The Thunder responded not only financially, but also by volunteering to assist the following days, weeks and months. The Thunder and Kevin Durant each donated $1 million to the rebuilding effort, and numerous players – including Russell Westbrook, who was on crutches at the time – made their way to the area to meet with first responders and visit with residents trying to pick up the pieces.
“To be up close to see something that tragic is very difficult,” Thunder Executive Vice President and General Manager Sam Presti said. “But what makes it a lot easier to comprehend is when you meet the people.

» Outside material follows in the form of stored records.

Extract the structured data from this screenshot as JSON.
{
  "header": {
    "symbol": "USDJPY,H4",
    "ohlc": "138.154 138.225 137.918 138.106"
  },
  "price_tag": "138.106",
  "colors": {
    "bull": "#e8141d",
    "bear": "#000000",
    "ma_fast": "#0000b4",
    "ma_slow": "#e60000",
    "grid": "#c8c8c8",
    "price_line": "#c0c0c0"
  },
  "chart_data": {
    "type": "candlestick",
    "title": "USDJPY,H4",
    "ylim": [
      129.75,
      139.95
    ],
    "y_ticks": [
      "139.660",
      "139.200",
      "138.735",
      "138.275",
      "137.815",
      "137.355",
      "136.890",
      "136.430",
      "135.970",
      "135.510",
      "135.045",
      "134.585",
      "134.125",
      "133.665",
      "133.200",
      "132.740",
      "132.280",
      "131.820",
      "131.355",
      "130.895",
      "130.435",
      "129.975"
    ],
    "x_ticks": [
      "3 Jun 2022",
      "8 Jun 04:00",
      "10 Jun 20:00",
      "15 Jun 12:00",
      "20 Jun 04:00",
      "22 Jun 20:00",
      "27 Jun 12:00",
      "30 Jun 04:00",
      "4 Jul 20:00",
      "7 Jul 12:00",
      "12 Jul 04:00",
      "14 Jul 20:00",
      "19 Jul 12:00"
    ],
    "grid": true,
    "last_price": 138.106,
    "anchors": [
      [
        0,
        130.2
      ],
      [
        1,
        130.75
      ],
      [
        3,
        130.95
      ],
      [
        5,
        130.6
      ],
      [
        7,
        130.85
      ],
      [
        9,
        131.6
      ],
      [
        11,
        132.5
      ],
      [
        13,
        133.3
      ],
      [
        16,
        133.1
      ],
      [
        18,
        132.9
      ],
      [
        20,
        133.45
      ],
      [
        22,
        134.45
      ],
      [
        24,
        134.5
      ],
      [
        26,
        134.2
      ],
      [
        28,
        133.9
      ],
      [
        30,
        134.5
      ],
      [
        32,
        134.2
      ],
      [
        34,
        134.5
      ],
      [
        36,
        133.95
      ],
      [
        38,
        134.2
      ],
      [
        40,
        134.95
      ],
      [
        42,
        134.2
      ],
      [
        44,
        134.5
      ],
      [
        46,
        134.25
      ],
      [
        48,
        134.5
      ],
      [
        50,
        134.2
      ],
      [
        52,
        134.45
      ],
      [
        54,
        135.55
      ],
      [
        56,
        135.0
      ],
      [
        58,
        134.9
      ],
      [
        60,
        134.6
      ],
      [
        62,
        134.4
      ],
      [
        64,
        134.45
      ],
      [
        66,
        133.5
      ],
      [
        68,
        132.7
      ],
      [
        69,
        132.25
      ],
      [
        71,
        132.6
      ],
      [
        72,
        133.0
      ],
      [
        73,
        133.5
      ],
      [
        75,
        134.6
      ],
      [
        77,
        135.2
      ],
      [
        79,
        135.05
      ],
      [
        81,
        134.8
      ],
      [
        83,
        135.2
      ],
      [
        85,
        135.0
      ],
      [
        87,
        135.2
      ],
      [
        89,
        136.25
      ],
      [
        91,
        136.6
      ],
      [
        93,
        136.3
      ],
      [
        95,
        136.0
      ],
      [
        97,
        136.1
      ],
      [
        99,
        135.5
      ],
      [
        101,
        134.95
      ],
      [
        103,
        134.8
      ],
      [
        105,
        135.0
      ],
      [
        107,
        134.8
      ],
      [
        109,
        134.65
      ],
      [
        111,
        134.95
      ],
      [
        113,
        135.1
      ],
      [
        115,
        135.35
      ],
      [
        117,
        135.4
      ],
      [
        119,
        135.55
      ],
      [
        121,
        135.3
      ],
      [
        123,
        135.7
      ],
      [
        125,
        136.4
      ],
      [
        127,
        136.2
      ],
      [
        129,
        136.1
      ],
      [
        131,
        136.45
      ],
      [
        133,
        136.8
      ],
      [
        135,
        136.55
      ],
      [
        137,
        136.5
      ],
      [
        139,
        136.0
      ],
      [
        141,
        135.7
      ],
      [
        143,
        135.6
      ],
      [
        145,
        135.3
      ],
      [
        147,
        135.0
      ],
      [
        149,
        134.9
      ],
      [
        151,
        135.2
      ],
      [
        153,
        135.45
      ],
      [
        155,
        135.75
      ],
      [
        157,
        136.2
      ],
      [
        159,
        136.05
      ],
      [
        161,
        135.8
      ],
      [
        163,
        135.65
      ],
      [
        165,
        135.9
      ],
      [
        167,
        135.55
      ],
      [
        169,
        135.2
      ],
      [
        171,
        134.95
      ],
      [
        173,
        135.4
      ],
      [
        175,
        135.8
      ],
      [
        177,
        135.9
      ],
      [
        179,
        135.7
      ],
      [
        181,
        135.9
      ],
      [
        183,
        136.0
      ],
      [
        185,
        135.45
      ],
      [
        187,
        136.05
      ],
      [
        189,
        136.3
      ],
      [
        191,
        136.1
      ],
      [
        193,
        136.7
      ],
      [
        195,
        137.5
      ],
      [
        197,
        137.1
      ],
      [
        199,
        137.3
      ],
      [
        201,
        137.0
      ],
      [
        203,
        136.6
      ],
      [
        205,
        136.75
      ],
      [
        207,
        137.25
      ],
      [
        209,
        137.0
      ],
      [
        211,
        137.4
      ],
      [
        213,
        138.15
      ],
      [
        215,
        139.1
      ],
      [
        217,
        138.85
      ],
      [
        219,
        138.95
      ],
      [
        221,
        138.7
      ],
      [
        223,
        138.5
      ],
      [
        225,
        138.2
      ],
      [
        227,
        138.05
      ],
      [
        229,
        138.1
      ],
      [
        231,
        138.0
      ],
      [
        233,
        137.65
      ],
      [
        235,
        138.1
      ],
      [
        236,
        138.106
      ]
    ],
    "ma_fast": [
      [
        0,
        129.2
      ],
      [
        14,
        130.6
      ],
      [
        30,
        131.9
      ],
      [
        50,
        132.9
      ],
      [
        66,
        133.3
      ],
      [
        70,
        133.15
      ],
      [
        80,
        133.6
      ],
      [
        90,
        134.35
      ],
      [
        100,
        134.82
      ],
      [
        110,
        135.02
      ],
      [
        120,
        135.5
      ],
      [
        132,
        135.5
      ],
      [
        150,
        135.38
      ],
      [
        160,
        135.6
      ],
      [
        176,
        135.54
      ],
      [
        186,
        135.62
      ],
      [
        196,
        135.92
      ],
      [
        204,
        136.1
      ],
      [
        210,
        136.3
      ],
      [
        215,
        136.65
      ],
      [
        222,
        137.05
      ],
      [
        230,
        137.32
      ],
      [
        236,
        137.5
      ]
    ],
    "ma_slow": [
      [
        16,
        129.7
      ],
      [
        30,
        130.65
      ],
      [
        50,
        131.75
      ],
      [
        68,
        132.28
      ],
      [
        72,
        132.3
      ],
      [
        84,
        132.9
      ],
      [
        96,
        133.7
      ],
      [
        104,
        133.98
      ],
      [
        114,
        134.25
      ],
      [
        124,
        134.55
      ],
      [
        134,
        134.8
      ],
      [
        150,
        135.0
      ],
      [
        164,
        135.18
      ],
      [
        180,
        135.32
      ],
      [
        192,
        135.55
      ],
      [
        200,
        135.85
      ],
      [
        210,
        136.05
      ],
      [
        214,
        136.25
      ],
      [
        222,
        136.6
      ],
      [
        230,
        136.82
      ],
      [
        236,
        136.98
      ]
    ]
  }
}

Their resolve, their resiliency and their faith is greater than what you actually see physically in front of you. It’s inspiring to be around that.”
The rebuilding effort would include a total of four outdoor basketball court dedications the following October through the Thunder Cares Foundation. The team also held its annual Blue & White Scrimmage in Moore.
Welcome Home, Thunder
Thousands of fans gathered in a clearing near Will Rogers World Airport to greet the team after its return flight home from Miami, where the team fell in the NBA Finals. Amid high and humid 90-degree temperatures, fans arrived hours before the team landed to show their support. Upon arrival, the team offered their thanks to the fans. “I played in Boston for eight years and I thought they were the best fans in the world,” center Kendrick Perkins said, pausing. “Until I got to OKC and I saw what it means to be a part of something special.”
‘Nowhere Else I’d Rather Be’
Russell Westbrook shows his commitment and loyalty to the Thunder by signing and extension over the summer. “I am grateful to extend my contract with the Thunder and continue to play with the only organization that I have played for and have loved being a part of since I was drafted into the NBA,” Westbrook said. “I’m really excited about moving forward with this group of guys and continuing to play in front of the best fans in the world.” Just over a year later at the start of training camp, Westbrook would sign another multi-year extension, reaffirming his long-term allegiance to the organization.
Book Bus Debuts, Promotes Literacy
Loaded with hundreds of books and decked out in Thunder colors, the Rolling Thunder Book Bus, presented by American Fidelity, has delivered more than 150,000 books to children in central Oklahoma since its debut at the state capitol. After boarding the Book Bus, every child selects a free book to take home, helping to inspire a love of reading and a personal connection with the Thunder. Said Christine Berney, Thunder Vice President of Community Relations: “The Rolling Thunder Book Bus has become one of our signature reading programs, and we love being able to put books in the hands of children to inspire a love of reading and emphasize the importance of literacy.”
A star is born as Rumble the Bison makes his OKC debut, playing a drum solo on a 10-foot platform lowered from the arena’s catwalk. “Rumble is very versatile and will appeal to fans of all ages on and off the court. Thunder fans are in for a real treat as they are entertained by Rumble, and we have no doubt it will be a fan favorite for years to come,” said Thunder Senior Vice President Brian Byrnes. Six months later in Las Vegas, the lovable bison was awarded the NBA Mascot of the Year in recognition of his work with the Thunder at various community events throughout Oklahoma City.